What’s his purpose in doing so? The answer may be found in the conclusion to his second letter to the Thessalonians. There he writes, “I, Paul, write this greeting with my own hand. This is the sign of genuineness in every letter of mine; it is the way I write” (2 Thessalonians 3:17).

Evidently there was the ever-present threat of forged letters circulating in Paul’s name that claimed to have been written by him (cf. 2 Thessalonians 2:2). The apostle is jealous to guard the truth of what God has revealed and will not tolerate anyone passing himself off under false pretenses and potentially leading the sheep astray. Such is the heart of a good shepherd.

But why call on them to “remember” his “chains”? Certainly he’s not asking for pity. The last thing he wanted was for them to shift their focus from the sufficiency of Christ to the suffering of his servant. Still, it was important that they (and we) not forget where devotion to Jesus will often lead: to suffering, to loss of freedom, to oppression and the end of convenience and comfort, but never to despair!

I suspect that this request is his way of asking for their continued intercession on his behalf. He doesn’t explicitly ask that they pray he be released, but I’m certain he would have welcomed the opportunity to move about freely yet again and share the gospel in those regions where it had not been heard. In any case, he rejoices in his suffering (Colossians 1:24) and is faithful to redeem even this season of incarceration for the sake of the mystery of Christ (see Philippians 1:12-18).

Make no mistake, the chains were real, not figurative. Could the fact that Paul wrote only this one final verse be an indication that his hands were shackled and chafed, making any attempt to write particularly painful?

His words here remind me of his exhortation to young Timothy: “Do not be ashamed of the testimony about our Lord, nor of me his prisoner, but share in suffering for the gospel by the power of God” (2 Timothy 1:8). And again, he commends Onesiphorus because “he often refreshed me and was not ashamed of my chains” (2 Timothy 1:16).

Perhaps Paul was concerned lest the Colossians recoil in their commitment to him and above all to Christ because of the embarrassment his imprisonment might evoke. Few people talk openly (and proudly) about a friend or family member who is in jail! It’s not a topic for dinner parties or over coffee at Starbucks.

Paul knew the pressures they faced, the fear of rejection they felt, together with the appeal of riches and personal comfort that assaulted them on a daily basis. But they must resist the temptation to think that imprisonment for Christ’s sake is a disgrace. “Remember my chains! Rejoice in them! Redeem the pain they inflict for the greater glory of our Lord!”

And may the “grace [of God] be with you!” Let me remind you of Paul’s inaugural blessing in Colossians 1:2 – “Grace to you and peace from God our Father.” To make sense of what would otherwise appear as a simple, standard greeting, I cited the words of John Piper. I can do no better than to quote him again, and thus bring our meditations in this marvelous epistle to an end. At the beginning of his letters, writes Piper,
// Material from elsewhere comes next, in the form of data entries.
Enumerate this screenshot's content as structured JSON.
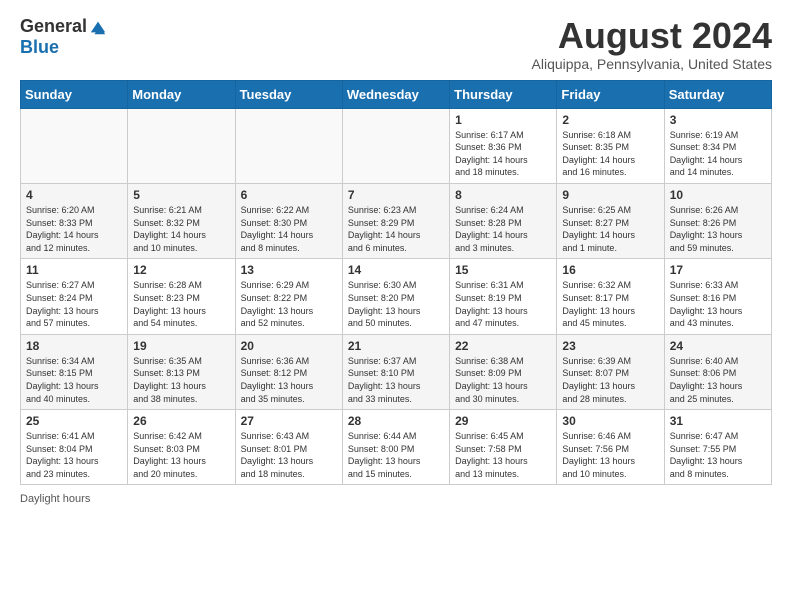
{
  "logo": {
    "general": "General",
    "blue": "Blue"
  },
  "title": "August 2024",
  "subtitle": "Aliquippa, Pennsylvania, United States",
  "days_of_week": [
    "Sunday",
    "Monday",
    "Tuesday",
    "Wednesday",
    "Thursday",
    "Friday",
    "Saturday"
  ],
  "footer_label": "Daylight hours",
  "weeks": [
    [
      {
        "day": "",
        "info": ""
      },
      {
        "day": "",
        "info": ""
      },
      {
        "day": "",
        "info": ""
      },
      {
        "day": "",
        "info": ""
      },
      {
        "day": "1",
        "info": "Sunrise: 6:17 AM\nSunset: 8:36 PM\nDaylight: 14 hours\nand 18 minutes."
      },
      {
        "day": "2",
        "info": "Sunrise: 6:18 AM\nSunset: 8:35 PM\nDaylight: 14 hours\nand 16 minutes."
      },
      {
        "day": "3",
        "info": "Sunrise: 6:19 AM\nSunset: 8:34 PM\nDaylight: 14 hours\nand 14 minutes."
      }
    ],
    [
      {
        "day": "4",
        "info": "Sunrise: 6:20 AM\nSunset: 8:33 PM\nDaylight: 14 hours\nand 12 minutes."
      },
      {
        "day": "5",
        "info": "Sunrise: 6:21 AM\nSunset: 8:32 PM\nDaylight: 14 hours\nand 10 minutes."
      },
      {
        "day": "6",
        "info": "Sunrise: 6:22 AM\nSunset: 8:30 PM\nDaylight: 14 hours\nand 8 minutes."
      },
      {
        "day": "7",
        "info": "Sunrise: 6:23 AM\nSunset: 8:29 PM\nDaylight: 14 hours\nand 6 minutes."
      },
      {
        "day": "8",
        "info": "Sunrise: 6:24 AM\nSunset: 8:28 PM\nDaylight: 14 hours\nand 3 minutes."
      },
      {
        "day": "9",
        "info": "Sunrise: 6:25 AM\nSunset: 8:27 PM\nDaylight: 14 hours\nand 1 minute."
      },
      {
        "day": "10",
        "info": "Sunrise: 6:26 AM\nSunset: 8:26 PM\nDaylight: 13 hours\nand 59 minutes."
      }
    ],
    [
      {
        "day": "11",
        "info": "Sunrise: 6:27 AM\nSunset: 8:24 PM\nDaylight: 13 hours\nand 57 minutes."
      },
      {
        "day": "12",
        "info": "Sunrise: 6:28 AM\nSunset: 8:23 PM\nDaylight: 13 hours\nand 54 minutes."
      },
      {
        "day": "13",
        "info": "Sunrise: 6:29 AM\nSunset: 8:22 PM\nDaylight: 13 hours\nand 52 minutes."
      },
      {
        "day": "14",
        "info": "Sunrise: 6:30 AM\nSunset: 8:20 PM\nDaylight: 13 hours\nand 50 minutes."
      },
      {
        "day": "15",
        "info": "Sunrise: 6:31 AM\nSunset: 8:19 PM\nDaylight: 13 hours\nand 47 minutes."
      },
      {
        "day": "16",
        "info": "Sunrise: 6:32 AM\nSunset: 8:17 PM\nDaylight: 13 hours\nand 45 minutes."
      },
      {
        "day": "17",
        "info": "Sunrise: 6:33 AM\nSunset: 8:16 PM\nDaylight: 13 hours\nand 43 minutes."
      }
    ],
    [
      {
        "day": "18",
        "info": "Sunrise: 6:34 AM\nSunset: 8:15 PM\nDaylight: 13 hours\nand 40 minutes."
      },
      {
        "day": "19",
        "info": "Sunrise: 6:35 AM\nSunset: 8:13 PM\nDaylight: 13 hours\nand 38 minutes."
      },
      {
        "day": "20",
        "info": "Sunrise: 6:36 AM\nSunset: 8:12 PM\nDaylight: 13 hours\nand 35 minutes."
      },
      {
        "day": "21",
        "info": "Sunrise: 6:37 AM\nSunset: 8:10 PM\nDaylight: 13 hours\nand 33 minutes."
      },
      {
        "day": "22",
        "info": "Sunrise: 6:38 AM\nSunset: 8:09 PM\nDaylight: 13 hours\nand 30 minutes."
      },
      {
        "day": "23",
        "info": "Sunrise: 6:39 AM\nSunset: 8:07 PM\nDaylight: 13 hours\nand 28 minutes."
      },
      {
        "day": "24",
        "info": "Sunrise: 6:40 AM\nSunset: 8:06 PM\nDaylight: 13 hours\nand 25 minutes."
      }
    ],
    [
      {
        "day": "25",
        "info": "Sunrise: 6:41 AM\nSunset: 8:04 PM\nDaylight: 13 hours\nand 23 minutes."
      },
      {
        "day": "26",
        "info": "Sunrise: 6:42 AM\nSunset: 8:03 PM\nDaylight: 13 hours\nand 20 minutes."
      },
      {
        "day": "27",
        "info": "Sunrise: 6:43 AM\nSunset: 8:01 PM\nDaylight: 13 hours\nand 18 minutes."
      },
      {
        "day": "28",
        "info": "Sunrise: 6:44 AM\nSunset: 8:00 PM\nDaylight: 13 hours\nand 15 minutes."
      },
      {
        "day": "29",
        "info": "Sunrise: 6:45 AM\nSunset: 7:58 PM\nDaylight: 13 hours\nand 13 minutes."
      },
      {
        "day": "30",
        "info": "Sunrise: 6:46 AM\nSunset: 7:56 PM\nDaylight: 13 hours\nand 10 minutes."
      },
      {
        "day": "31",
        "info": "Sunrise: 6:47 AM\nSunset: 7:55 PM\nDaylight: 13 hours\nand 8 minutes."
      }
    ]
  ]
}
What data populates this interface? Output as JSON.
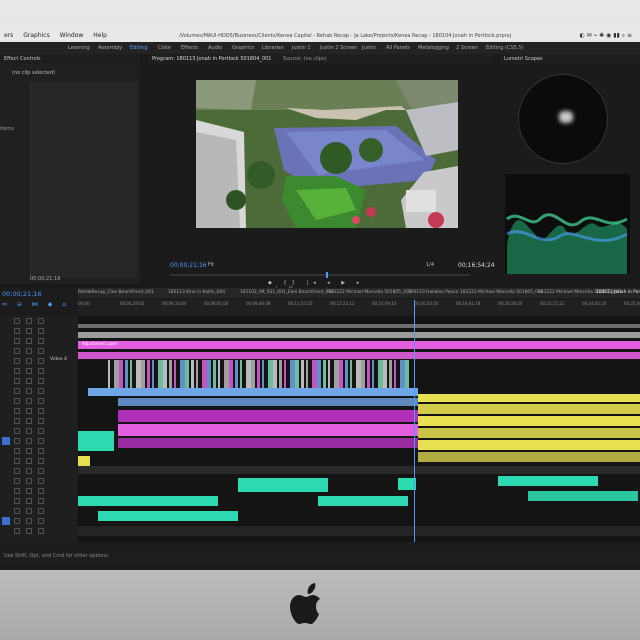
{
  "menubar": {
    "items": [
      "ers",
      "Graphics",
      "Window",
      "Help"
    ],
    "path": "/Volumes/MAUI-HDD5/Business/Clients/Kenea Capital - Rehab Recap - Ja Lake/Projects/Kenea Recap - 180104 Jonah in Portlock.prproj"
  },
  "workspaces": [
    "Learning",
    "Assembly",
    "Editing",
    "Color",
    "Effects",
    "Audio",
    "Graphics",
    "Libraries",
    "Justin 1",
    "Justin 2 Screen",
    "Justin",
    "All Panels",
    "Metalogging",
    "2 Screen",
    "Editing (CS5.5)"
  ],
  "active_workspace": "Editing",
  "effect_controls": {
    "title": "Effect Controls",
    "clip": "(no clip selected)",
    "label": "items",
    "timecode": "00;00;21;16"
  },
  "program": {
    "title": "Program: 180113 Jonah in Portlock 501804_001",
    "source": "Source: (no clips)",
    "timecode": "00;00;21;16",
    "fit": "Fit",
    "fraction": "1/4",
    "duration": "00;16;54;24"
  },
  "scopes": {
    "title": "Lumetri Scopes"
  },
  "timeline": {
    "timecode": "00;00;21;16",
    "tabs": [
      "RehabRecap_Cleo BeachFront_001",
      "180113 Kino in Kalihi_004",
      "181102_99_5S1_001_Eleo BeachFront_003",
      "181222 Michael Marcella 501805_001",
      "190110 Halakea Peace",
      "181222 Michael Marcella 501805_002",
      "181222 Michael Marcella 501805_003",
      "180113 Jonah in Portlock 501804_001"
    ],
    "ruler": [
      "00;00",
      "00;04;29;02",
      "00;06;14;04",
      "00;08;01;06",
      "00;09;48;08",
      "00;11;35;10",
      "00;13;22;12",
      "00;15;09;14",
      "00;16;54;16",
      "00;18;41;18",
      "00;20;28;20",
      "00;22;15;22",
      "00;24;02;24",
      "00;25;49;26"
    ],
    "track_label": "Video 4",
    "adjustment": "Adjustment Layer"
  },
  "status": "Use Shift, Opt, and Cmd for other options.",
  "colors": {
    "accent": "#4a9cff",
    "pink": "#e35fe0",
    "yellow": "#e8e050",
    "teal": "#2dd9b0",
    "blue": "#6fa6e8",
    "magenta": "#b030b8"
  }
}
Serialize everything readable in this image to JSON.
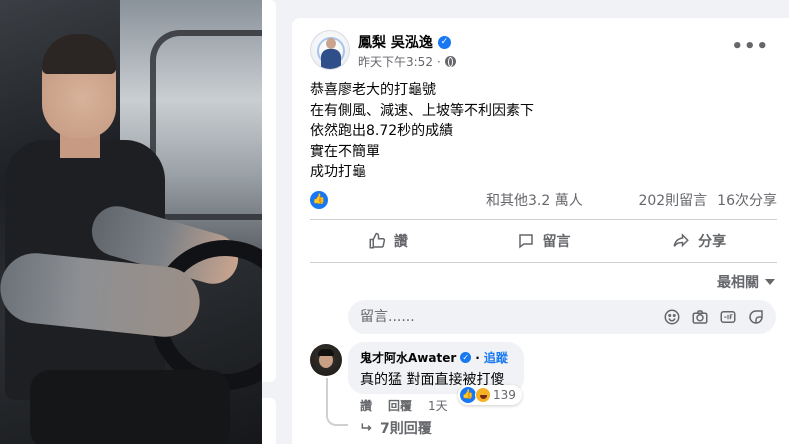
{
  "post": {
    "author": "鳳梨 吳泓逸",
    "timestamp": "昨天下午3:52",
    "lines": [
      "恭喜廖老大的打龜號",
      "在有側風、減速、上坡等不利因素下",
      "依然跑出8.72秒的成績",
      "實在不簡單",
      "成功打龜"
    ],
    "reactions_text": "和其他3.2 萬人",
    "comments_count": "202則留言",
    "shares_count": "16次分享"
  },
  "actions": {
    "like": "讚",
    "comment": "留言",
    "share": "分享"
  },
  "sort_label": "最相關",
  "comment_box": {
    "placeholder": "留言......"
  },
  "comment": {
    "name": "鬼才阿水Awater",
    "follow": "追蹤",
    "text": "真的猛 對面直接被打傻",
    "reaction_count": "139",
    "like_label": "讚",
    "reply_label": "回覆",
    "time": "1天",
    "replies_label": "7則回覆"
  },
  "colors": {
    "accent": "#1877f2",
    "secondary_text": "#65676b",
    "background": "#f0f2f5"
  },
  "icons": [
    "more-icon",
    "globe-icon",
    "verified-icon",
    "like-icon",
    "comment-icon",
    "share-icon",
    "emoji-icon",
    "camera-icon",
    "gif-icon",
    "sticker-icon",
    "haha-icon",
    "reply-arrow-icon"
  ]
}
"Paul has in mind that the letter itself is a channel of God's grace to the readers. Grace is about to flow 'from God' through Paul's writing to the Christians. So he says, 'Grace to you.' That is, grace is now active and is about to flow from God through my inspired writing to you as you read – 'grace [be] to you.' But as the end of the letter approaches, Paul realizes that the reading is almost finished and the question rises, 'What becomes of the grace that has been flowing to the readers through the reading of the inspired letter?' He answers with a blessing at the end of every letter: 'Grace [be] with you.' With you as you put the letter away and leave the church. With you as you go home to deal with a sick child and an unaffectionate spouse. With you as you go to work and face the temptations of anger and dishonesty and lust. With you as you muster courage to speak up for Christ over lunch. . . . [Thus] we learn that grace is ready to flow to us every time we take up the inspired Scriptures to read them. And we learn that grace will abide with us when we lay the Bible down and go about our daily living" (Future Grace, 66-67).

Grace be “with” you,